Yeah. As I said, it may be right that some sort of caps work the best. I just hope there is another way. And as bad a word that it is, nerfs may be necessary to achieve balance. When they nerfed ias, crit/cd was already more powerful than ias, people were just not aware of it yet. Now there is no other stat that compares, and builds have been catered to high crit, not just for damage but for procs. Caps or nerfs, any adjustment to crit is going to be painful and cause an uproar. But alas, something should be done.

A cd cap seems the least harmful, and would open up a lot. The only thing I worry about is going down a road of too many caps, in which every build just stats up to each cap, and diversity is even less rather than more.

01/27/2013 10:26 AMPosted by Saigyouji
I just think they should also implement a more targeted form of item acquisition as well, and crafting seems a natural means for this.


I understand why some amount of stat targeting can be fun. And if we had a lot more options of diversity on our stats it would take some of overpowered out of stat targeting in crafting. Balancing could still be tough though. If we traded a bit of power from crafted items for a bit more control in outcome over time, with gear saturation, crafting would likely again become obsolete. With equal power and customization crafting again become the clear choice for gear.

It is a tough area, but ultimately fixing the other problems would probably make the crafting issue much more clear. I agree about the need to remove 1000 crafts and 999 salvages, just as I agree that should be removed from drops. Tighter stat ranges (but again with more interesting itemization options) and less drops for later would help. If that were the case, then you have a good case for higher cost, and some customization in outcome crafting. It would keep a better balance.
Reply Quote

Please report any Code of Conduct violations, including:

Threats of violence. We take these seriously and will alert the proper authorities.

Posts containing personal information about other players. This includes physical addresses, e-mail addresses, phone numbers, and inappropriate photos and/or videos.

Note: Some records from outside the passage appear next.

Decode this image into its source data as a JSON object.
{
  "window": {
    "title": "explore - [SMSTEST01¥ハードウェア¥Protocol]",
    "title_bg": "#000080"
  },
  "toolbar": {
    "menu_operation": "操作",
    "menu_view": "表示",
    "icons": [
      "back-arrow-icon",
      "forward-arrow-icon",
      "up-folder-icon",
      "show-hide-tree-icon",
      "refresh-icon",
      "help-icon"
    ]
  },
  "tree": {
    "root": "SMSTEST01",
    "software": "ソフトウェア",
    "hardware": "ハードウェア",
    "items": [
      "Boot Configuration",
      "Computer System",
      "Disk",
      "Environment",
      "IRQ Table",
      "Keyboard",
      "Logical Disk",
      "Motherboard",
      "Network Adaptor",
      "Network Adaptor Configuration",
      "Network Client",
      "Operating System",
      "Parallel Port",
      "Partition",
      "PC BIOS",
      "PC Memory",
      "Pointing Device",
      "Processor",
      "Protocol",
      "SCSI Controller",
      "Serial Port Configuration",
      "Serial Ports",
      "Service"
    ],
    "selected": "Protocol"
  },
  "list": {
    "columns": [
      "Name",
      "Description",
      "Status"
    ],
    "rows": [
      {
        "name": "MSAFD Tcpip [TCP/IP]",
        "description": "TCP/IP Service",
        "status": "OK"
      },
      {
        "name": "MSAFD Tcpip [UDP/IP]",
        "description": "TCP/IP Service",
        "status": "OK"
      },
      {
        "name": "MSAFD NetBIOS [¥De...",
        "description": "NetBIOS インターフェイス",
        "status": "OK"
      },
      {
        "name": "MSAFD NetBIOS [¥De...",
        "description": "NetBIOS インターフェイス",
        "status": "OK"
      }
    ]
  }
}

Harassing or discriminatory language. This will not be tolerated.

Forums Code of Conduct

Report Post # written by

Reason
Explain (256 characters max)

Reported!

[Close]